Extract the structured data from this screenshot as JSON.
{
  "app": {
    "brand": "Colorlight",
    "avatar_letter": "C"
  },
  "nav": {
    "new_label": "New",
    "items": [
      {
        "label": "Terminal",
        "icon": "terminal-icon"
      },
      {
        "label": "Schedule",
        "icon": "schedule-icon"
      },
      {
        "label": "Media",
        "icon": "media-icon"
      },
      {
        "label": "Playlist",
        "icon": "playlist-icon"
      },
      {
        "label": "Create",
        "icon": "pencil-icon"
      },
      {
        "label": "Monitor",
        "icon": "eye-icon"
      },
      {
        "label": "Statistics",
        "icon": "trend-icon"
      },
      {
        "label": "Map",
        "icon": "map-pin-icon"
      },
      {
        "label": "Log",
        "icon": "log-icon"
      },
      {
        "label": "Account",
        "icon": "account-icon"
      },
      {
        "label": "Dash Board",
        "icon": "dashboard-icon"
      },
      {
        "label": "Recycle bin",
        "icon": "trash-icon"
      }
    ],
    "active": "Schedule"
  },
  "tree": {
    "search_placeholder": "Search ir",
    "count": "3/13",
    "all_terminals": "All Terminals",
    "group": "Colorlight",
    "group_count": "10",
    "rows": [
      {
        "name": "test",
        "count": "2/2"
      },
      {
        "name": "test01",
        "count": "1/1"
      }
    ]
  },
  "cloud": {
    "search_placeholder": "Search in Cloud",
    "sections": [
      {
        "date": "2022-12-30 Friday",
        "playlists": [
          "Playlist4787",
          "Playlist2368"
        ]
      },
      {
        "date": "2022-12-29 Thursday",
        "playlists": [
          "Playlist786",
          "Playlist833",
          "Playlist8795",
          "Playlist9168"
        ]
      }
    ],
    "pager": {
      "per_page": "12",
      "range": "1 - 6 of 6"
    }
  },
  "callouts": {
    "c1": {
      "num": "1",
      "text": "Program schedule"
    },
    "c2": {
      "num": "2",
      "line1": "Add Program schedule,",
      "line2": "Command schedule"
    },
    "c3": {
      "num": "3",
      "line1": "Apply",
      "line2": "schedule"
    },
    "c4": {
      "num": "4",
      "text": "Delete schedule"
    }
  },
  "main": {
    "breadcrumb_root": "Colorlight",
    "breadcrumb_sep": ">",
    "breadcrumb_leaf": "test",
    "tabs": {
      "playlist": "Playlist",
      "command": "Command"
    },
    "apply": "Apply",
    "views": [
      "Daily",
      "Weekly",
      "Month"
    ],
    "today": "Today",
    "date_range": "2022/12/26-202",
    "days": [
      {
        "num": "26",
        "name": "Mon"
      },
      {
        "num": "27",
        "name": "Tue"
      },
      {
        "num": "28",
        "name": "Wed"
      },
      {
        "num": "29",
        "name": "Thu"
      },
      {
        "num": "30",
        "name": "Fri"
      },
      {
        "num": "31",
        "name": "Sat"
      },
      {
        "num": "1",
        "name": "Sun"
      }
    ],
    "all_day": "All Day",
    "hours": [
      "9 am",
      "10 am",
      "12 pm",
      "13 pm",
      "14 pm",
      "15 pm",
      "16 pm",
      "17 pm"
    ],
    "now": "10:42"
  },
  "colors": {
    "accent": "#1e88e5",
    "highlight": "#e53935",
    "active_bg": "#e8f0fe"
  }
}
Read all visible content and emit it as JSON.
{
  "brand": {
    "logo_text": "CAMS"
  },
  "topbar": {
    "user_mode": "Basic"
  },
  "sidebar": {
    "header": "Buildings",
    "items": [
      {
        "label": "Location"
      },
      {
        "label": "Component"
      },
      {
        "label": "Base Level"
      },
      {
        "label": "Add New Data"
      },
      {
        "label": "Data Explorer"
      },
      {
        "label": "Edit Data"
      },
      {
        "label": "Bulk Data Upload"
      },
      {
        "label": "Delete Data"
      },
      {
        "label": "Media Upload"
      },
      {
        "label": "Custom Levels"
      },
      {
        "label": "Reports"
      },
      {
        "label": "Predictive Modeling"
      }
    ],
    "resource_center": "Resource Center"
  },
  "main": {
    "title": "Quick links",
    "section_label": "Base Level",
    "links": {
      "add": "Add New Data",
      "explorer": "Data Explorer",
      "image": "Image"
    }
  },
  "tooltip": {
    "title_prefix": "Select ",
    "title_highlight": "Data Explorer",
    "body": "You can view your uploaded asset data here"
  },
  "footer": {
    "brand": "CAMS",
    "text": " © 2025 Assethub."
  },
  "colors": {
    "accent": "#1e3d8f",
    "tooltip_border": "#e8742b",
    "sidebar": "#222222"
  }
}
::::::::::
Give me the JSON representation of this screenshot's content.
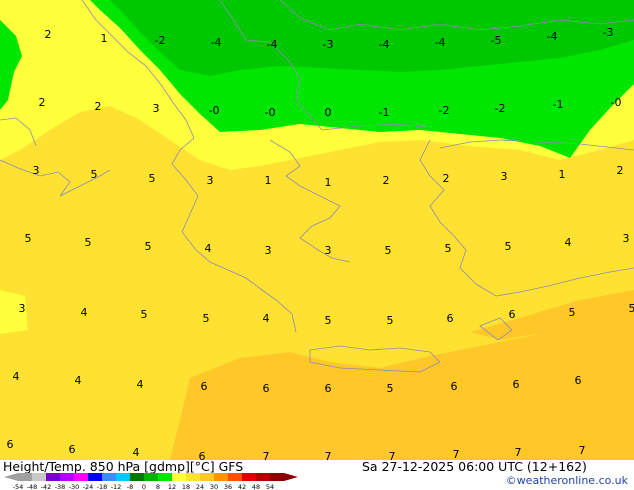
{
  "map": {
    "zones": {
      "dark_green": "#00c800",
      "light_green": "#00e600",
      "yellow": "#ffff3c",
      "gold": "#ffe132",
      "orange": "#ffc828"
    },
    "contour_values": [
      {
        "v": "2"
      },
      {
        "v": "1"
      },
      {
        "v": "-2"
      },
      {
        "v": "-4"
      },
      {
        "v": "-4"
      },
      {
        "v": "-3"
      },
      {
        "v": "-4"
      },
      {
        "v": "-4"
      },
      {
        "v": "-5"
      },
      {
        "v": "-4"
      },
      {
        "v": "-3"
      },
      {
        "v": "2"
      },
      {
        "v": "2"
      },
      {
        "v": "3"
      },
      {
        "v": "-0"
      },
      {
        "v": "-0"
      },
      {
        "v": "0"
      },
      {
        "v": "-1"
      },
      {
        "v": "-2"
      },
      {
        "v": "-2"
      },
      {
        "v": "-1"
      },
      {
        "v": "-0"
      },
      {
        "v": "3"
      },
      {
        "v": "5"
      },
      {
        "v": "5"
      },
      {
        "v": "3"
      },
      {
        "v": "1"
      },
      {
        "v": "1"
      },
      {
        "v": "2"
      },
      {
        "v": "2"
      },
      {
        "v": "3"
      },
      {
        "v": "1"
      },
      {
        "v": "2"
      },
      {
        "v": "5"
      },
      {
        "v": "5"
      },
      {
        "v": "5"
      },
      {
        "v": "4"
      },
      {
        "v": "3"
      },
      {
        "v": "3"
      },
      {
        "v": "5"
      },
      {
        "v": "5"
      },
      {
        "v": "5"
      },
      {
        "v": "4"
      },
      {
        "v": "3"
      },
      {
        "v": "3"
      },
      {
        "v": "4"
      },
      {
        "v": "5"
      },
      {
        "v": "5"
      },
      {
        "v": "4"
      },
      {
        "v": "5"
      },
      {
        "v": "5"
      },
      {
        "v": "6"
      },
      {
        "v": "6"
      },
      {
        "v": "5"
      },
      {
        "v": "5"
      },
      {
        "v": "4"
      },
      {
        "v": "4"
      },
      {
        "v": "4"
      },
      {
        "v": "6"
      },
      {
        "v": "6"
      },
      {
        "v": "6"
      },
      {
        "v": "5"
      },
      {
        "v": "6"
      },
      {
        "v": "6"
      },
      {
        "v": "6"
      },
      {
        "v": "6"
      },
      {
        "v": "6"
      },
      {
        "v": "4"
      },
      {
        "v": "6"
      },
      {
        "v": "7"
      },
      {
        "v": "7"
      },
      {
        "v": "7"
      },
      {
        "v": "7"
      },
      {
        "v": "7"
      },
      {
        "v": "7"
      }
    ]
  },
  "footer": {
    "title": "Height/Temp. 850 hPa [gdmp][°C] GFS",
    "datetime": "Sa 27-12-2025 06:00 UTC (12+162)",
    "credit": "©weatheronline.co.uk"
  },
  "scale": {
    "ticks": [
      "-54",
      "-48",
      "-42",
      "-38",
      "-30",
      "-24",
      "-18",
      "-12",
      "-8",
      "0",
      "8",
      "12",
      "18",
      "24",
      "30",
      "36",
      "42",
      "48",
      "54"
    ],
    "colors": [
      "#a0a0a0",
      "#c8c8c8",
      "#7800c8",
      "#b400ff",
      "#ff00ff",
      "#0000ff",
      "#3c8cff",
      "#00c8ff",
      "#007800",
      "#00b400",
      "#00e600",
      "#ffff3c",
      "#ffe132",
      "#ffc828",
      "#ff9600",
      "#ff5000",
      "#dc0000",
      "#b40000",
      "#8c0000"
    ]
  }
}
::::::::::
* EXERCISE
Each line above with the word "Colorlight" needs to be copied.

* RESPONSE AREA
    "brand": "Colorlight",
    "group": "Colorlight",
    "breadcrumb_root": "Colorlight",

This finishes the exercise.